Step 6: Analyze the Network
This example assumes that you used a Bayesian Network as the Machine Learning Method. However, a feedforward neural network, Support Vector Machine, or other compatibleMachine Learning Method could have been used in step 2. Encog makes Machine Learning Methods very interchangeable.
You can examine the Bayesian Network created with this example. Double click the iris_train.eg file, and choose the Visualize button. Choose Network Structure. You will see the network structure.
A Bayesian network is based on probabilities. For example, the probability structure that was learned for the Iris data is shown here.
P(sepal_l|species) P(sepal_w|species) P(petal_l|species) P(petal_w|species) P(species)
The above line expresses five probabilities. The probability of the species, as well as the probability of the species given each of the input values. By examining the training data the K2 training algorithm created the above structure, as well as the probability tables for the Bayesian Network. Because Bayesian networks deal in probability they have several advantages over other machine learning methods. Bayesian networks deal very well with missing data. If you omit some of the input measurements, the Bayesian Network will still give an expected species. Additionally, when presented with input data, the Bayesian Network will tell you the probability of each of the species.
Understanding the Example
The Encog Analyst actually shielded you from a fair amount of complexity. All normalization decisions were made automatically and encoded into the EGA File. If you like, you can change any of the options in the EGA File and rerun the example. The wizard is really meant to just give you a starting point with an EGA File. Additionally, equilateral class normalization was chosen. This causes you to have two output neurons. Equilateral normalization is often a good choice when there are more than 2 classes. Equilateral normalization also requires one fewer than the total number of classes.

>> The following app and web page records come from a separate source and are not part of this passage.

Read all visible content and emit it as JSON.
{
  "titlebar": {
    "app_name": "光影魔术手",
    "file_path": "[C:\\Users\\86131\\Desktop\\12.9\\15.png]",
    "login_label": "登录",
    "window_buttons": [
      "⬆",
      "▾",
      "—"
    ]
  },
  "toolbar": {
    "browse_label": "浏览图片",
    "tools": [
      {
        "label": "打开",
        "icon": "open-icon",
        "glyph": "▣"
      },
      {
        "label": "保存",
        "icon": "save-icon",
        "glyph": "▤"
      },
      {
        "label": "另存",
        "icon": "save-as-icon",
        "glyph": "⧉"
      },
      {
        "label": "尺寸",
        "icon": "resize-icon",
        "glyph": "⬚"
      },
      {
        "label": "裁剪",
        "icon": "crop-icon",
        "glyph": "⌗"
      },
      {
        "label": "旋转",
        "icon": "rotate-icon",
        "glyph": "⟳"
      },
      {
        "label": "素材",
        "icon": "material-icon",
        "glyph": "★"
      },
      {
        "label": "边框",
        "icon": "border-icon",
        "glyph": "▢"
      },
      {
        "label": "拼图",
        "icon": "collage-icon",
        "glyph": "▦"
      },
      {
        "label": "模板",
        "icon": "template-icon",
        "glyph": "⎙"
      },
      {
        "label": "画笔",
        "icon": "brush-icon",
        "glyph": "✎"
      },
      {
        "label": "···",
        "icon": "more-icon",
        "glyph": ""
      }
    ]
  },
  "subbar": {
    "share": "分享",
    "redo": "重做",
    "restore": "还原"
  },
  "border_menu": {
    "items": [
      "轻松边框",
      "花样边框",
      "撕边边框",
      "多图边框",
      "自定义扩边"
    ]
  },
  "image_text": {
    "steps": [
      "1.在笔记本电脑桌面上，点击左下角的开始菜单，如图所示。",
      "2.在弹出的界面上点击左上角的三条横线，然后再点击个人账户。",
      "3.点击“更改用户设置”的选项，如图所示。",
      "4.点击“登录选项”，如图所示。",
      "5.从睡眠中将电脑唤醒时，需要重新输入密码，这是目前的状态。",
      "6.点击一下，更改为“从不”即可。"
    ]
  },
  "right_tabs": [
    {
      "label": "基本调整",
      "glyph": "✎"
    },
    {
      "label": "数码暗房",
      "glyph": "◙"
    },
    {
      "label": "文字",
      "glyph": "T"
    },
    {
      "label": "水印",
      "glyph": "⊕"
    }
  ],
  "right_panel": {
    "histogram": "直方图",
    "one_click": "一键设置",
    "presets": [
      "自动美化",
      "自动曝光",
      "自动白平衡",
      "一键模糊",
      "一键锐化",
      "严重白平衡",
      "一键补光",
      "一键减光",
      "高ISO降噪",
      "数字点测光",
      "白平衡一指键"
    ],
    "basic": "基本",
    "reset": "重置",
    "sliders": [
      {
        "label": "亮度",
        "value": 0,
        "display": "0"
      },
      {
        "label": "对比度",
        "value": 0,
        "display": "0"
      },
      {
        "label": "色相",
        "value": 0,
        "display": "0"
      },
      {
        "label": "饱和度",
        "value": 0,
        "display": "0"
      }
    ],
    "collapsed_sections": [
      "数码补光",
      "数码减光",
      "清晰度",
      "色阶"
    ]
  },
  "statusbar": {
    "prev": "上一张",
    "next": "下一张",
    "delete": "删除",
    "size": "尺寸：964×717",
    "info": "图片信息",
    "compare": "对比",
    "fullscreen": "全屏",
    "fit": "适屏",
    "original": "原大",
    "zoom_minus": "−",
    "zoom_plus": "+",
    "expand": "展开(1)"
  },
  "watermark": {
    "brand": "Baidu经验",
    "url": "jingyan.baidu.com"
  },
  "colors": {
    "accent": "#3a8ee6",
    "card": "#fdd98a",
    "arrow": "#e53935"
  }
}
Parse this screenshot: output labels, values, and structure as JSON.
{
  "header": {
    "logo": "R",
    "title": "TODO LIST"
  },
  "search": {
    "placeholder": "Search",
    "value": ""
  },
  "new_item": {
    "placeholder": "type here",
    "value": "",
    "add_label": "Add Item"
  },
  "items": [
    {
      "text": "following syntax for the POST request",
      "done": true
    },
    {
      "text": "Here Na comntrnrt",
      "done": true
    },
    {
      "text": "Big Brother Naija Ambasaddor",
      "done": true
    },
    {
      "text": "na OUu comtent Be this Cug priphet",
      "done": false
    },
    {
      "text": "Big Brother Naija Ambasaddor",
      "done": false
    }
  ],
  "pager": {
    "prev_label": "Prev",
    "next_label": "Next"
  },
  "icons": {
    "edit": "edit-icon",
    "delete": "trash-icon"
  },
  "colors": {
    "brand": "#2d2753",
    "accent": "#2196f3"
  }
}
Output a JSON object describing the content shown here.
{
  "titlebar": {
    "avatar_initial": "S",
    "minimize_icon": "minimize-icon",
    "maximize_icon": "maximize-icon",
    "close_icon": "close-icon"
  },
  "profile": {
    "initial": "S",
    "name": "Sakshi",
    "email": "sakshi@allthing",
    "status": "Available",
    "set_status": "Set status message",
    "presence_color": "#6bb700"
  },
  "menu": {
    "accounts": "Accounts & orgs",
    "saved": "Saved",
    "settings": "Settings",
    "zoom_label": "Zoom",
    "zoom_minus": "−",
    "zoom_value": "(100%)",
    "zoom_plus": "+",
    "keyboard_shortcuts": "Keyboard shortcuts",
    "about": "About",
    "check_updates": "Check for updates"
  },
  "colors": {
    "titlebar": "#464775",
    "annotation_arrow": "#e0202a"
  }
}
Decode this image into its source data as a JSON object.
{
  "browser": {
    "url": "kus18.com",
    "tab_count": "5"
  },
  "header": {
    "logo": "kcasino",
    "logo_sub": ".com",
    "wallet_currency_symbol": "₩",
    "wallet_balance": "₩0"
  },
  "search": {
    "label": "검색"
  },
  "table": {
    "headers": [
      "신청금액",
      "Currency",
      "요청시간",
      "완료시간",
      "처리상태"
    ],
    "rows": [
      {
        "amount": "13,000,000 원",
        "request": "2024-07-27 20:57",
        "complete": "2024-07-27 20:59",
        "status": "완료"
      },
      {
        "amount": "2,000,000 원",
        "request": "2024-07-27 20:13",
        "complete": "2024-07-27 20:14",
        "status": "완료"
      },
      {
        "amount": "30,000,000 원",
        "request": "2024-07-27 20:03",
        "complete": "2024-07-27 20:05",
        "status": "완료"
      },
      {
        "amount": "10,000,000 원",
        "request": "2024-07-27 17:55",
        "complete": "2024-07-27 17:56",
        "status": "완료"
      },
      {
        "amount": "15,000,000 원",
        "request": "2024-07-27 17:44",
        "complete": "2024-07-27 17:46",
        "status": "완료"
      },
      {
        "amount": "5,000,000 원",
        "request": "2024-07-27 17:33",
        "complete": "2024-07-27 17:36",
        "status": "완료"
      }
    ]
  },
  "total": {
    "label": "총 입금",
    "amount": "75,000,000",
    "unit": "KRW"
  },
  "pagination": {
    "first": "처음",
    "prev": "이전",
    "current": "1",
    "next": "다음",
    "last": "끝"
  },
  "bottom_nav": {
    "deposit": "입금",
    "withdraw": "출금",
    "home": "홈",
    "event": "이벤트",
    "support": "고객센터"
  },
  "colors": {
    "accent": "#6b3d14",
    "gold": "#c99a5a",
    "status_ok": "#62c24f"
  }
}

The analyst wizard also made a quick estimate of how many hidden neurons might be needed. You may get better results by varying this number.
The completed example can be downloaded here.